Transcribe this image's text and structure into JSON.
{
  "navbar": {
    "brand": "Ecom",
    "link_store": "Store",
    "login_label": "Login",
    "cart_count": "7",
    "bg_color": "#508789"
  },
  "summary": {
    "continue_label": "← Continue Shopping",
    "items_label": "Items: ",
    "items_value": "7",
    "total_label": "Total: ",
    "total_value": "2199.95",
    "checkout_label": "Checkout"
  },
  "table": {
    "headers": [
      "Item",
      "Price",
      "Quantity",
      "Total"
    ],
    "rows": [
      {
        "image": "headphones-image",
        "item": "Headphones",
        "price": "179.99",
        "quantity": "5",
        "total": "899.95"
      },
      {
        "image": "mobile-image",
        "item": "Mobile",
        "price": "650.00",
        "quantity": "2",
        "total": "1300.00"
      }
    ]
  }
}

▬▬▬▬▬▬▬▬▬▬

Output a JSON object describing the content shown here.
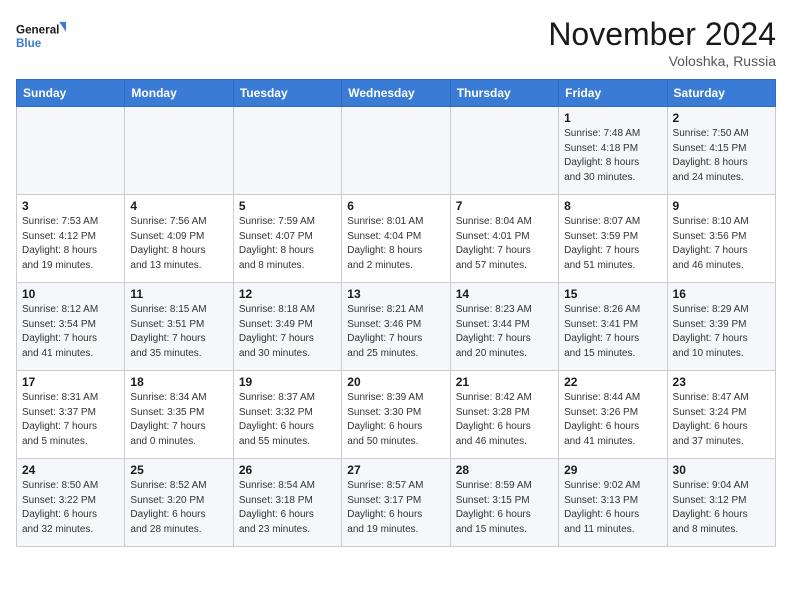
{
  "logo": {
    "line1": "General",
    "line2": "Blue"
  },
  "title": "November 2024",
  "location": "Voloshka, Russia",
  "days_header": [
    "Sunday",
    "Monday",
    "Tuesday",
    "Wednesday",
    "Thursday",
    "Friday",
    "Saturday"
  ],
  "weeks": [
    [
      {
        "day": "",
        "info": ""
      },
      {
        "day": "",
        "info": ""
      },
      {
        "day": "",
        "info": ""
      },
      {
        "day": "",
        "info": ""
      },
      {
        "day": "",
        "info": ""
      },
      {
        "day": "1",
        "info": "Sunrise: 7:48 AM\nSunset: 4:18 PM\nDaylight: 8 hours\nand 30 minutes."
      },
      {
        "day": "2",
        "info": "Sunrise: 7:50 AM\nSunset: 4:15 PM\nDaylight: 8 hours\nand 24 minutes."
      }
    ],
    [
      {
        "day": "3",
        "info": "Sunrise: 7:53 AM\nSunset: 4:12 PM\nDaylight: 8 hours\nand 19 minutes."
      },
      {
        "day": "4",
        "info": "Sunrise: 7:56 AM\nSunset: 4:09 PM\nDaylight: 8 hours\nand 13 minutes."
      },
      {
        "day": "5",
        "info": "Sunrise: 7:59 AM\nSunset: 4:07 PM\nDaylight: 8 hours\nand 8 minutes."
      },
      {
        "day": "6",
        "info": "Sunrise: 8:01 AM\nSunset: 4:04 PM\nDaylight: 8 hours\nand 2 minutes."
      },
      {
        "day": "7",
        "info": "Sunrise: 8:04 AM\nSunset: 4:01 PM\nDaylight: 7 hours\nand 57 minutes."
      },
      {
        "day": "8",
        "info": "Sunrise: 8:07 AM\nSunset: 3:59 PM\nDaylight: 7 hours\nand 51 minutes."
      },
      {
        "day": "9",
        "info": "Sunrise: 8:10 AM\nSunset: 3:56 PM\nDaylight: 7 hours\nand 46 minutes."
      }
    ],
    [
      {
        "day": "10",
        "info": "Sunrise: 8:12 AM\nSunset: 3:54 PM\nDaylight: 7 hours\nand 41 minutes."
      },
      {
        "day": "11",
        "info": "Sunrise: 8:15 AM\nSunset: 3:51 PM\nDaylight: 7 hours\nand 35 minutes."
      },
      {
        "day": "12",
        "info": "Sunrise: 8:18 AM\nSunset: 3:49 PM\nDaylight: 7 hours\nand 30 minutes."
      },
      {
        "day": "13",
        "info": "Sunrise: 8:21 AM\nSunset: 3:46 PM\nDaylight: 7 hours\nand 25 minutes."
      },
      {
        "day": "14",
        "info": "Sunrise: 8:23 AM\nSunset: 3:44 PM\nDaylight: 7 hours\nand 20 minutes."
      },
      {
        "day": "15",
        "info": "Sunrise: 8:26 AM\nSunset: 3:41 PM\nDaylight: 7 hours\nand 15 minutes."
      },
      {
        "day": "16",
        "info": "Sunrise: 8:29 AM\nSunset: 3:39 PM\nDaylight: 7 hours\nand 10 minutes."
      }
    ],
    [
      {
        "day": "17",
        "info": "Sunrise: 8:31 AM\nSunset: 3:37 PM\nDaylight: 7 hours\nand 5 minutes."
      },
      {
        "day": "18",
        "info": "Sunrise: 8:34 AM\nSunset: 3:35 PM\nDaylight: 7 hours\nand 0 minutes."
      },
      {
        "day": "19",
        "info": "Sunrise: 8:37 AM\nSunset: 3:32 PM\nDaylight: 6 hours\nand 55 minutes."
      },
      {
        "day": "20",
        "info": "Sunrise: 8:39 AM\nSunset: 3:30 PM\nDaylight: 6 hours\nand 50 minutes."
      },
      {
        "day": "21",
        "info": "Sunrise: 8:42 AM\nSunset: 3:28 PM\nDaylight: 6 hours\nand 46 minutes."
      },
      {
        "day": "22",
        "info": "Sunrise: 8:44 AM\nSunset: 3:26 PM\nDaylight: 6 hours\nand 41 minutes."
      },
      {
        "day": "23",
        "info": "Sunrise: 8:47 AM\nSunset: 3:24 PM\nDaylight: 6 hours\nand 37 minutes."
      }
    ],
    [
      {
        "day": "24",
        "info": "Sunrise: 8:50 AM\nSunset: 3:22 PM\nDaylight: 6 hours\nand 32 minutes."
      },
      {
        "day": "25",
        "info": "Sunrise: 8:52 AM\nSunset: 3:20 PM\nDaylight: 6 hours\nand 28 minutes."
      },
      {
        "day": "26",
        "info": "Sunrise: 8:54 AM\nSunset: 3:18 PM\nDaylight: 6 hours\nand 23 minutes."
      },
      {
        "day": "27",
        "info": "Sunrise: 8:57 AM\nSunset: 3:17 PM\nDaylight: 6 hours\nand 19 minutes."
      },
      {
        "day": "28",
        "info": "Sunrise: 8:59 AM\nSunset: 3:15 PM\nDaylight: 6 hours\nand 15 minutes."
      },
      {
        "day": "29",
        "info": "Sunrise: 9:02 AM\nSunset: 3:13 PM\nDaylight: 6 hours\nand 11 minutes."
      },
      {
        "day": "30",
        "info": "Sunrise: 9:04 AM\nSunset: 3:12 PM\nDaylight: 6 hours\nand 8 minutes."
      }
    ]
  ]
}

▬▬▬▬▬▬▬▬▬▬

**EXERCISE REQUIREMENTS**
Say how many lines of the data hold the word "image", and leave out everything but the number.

**EXERCISE ANSWER**
3